** TASK DESCRIPTION **
Filter out every line below that lacks "Shutdown", and copy the rest.

** Dataset excerpts **
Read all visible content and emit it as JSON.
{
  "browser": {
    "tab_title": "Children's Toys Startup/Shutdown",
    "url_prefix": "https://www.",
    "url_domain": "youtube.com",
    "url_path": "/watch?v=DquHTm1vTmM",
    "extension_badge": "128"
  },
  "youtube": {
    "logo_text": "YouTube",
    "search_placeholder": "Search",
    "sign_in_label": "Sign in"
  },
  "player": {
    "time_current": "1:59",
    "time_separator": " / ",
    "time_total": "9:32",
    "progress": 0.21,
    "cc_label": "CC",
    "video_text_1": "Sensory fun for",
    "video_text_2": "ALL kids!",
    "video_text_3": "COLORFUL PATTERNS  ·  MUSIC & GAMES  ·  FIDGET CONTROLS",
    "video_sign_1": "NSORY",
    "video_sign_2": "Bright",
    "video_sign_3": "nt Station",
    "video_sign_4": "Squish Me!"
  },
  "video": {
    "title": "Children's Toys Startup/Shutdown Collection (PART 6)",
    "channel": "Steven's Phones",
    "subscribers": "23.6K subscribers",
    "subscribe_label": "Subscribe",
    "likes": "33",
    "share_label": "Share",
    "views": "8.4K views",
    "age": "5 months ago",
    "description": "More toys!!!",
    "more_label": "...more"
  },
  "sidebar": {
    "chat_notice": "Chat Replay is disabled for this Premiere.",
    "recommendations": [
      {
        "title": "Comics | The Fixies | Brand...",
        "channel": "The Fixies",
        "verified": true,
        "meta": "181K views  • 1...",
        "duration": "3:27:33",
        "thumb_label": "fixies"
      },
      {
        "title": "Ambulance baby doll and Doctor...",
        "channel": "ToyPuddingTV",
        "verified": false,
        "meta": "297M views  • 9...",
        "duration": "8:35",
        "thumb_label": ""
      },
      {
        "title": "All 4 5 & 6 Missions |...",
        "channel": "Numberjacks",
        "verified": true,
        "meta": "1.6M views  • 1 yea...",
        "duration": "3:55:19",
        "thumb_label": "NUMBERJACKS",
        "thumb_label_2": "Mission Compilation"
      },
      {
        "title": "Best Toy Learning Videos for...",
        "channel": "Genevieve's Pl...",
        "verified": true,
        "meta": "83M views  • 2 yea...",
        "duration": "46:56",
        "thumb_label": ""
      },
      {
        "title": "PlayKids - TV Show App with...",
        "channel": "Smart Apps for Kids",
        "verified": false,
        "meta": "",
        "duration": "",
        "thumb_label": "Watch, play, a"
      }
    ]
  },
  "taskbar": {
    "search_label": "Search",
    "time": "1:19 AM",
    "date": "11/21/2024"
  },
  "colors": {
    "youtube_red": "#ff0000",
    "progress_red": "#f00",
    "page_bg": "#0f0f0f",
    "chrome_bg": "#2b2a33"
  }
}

** WRITTEN ANSWER **
    "tab_title": "Children's Toys Startup/Shutdown",
    "title": "Children's Toys Startup/Shutdown Collection (PART 6)",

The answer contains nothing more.